**Data listing**
***
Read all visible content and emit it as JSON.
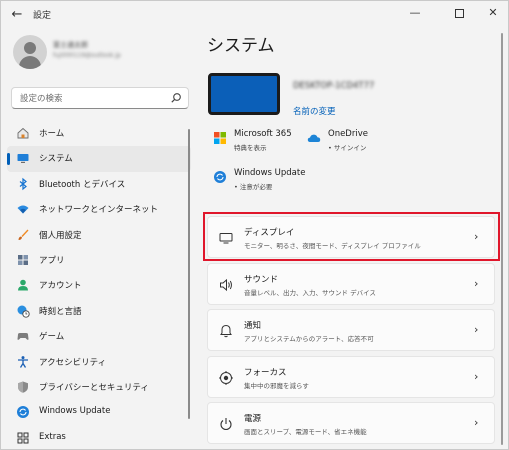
{
  "window": {
    "title": "設定"
  },
  "user": {
    "name": "富士通太郎",
    "email": "fuji000119@outlook.jp"
  },
  "search": {
    "placeholder": "設定の検索"
  },
  "sidebar": {
    "items": [
      {
        "label": "ホーム",
        "icon": "home-icon"
      },
      {
        "label": "システム",
        "icon": "monitor-icon",
        "active": true
      },
      {
        "label": "Bluetooth とデバイス",
        "icon": "bluetooth-icon"
      },
      {
        "label": "ネットワークとインターネット",
        "icon": "wifi-icon"
      },
      {
        "label": "個人用設定",
        "icon": "brush-icon"
      },
      {
        "label": "アプリ",
        "icon": "apps-icon"
      },
      {
        "label": "アカウント",
        "icon": "account-icon"
      },
      {
        "label": "時刻と言語",
        "icon": "globe-clock-icon"
      },
      {
        "label": "ゲーム",
        "icon": "gamepad-icon"
      },
      {
        "label": "アクセシビリティ",
        "icon": "accessibility-icon"
      },
      {
        "label": "プライバシーとセキュリティ",
        "icon": "shield-icon"
      },
      {
        "label": "Windows Update",
        "icon": "update-icon"
      },
      {
        "label": "Extras",
        "icon": "extras-icon"
      }
    ]
  },
  "main": {
    "title": "システム",
    "device_name": "DESKTOP-1CD4T77",
    "rename_link": "名前の変更",
    "tiles": [
      {
        "title": "Microsoft 365",
        "subtitle": "特典を表示",
        "icon": "microsoft365-icon"
      },
      {
        "title": "OneDrive",
        "subtitle": "• サインイン",
        "icon": "onedrive-icon"
      },
      {
        "title": "Windows Update",
        "subtitle": "• 注意が必要",
        "icon": "windows-update-icon"
      }
    ],
    "cards": [
      {
        "title": "ディスプレイ",
        "desc": "モニター、明るさ、夜間モード、ディスプレイ プロファイル",
        "icon": "display-icon",
        "highlighted": true
      },
      {
        "title": "サウンド",
        "desc": "音量レベル、出力、入力、サウンド デバイス",
        "icon": "speaker-icon"
      },
      {
        "title": "通知",
        "desc": "アプリとシステムからのアラート、応答不可",
        "icon": "bell-icon"
      },
      {
        "title": "フォーカス",
        "desc": "集中中の邪魔を減らす",
        "icon": "focus-icon"
      },
      {
        "title": "電源",
        "desc": "画面とスリープ、電源モード、省エネ機能",
        "icon": "power-icon"
      }
    ]
  },
  "colors": {
    "accent": "#005fb8",
    "highlight": "#e0162b",
    "device": "#0b5fb8"
  }
}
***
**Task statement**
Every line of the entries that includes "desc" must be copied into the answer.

**Response**
        "desc": "モニター、明るさ、夜間モード、ディスプレイ プロファイル",
        "desc": "音量レベル、出力、入力、サウンド デバイス",
        "desc": "アプリとシステムからのアラート、応答不可",
        "desc": "集中中の邪魔を減らす",
        "desc": "画面とスリープ、電源モード、省エネ機能",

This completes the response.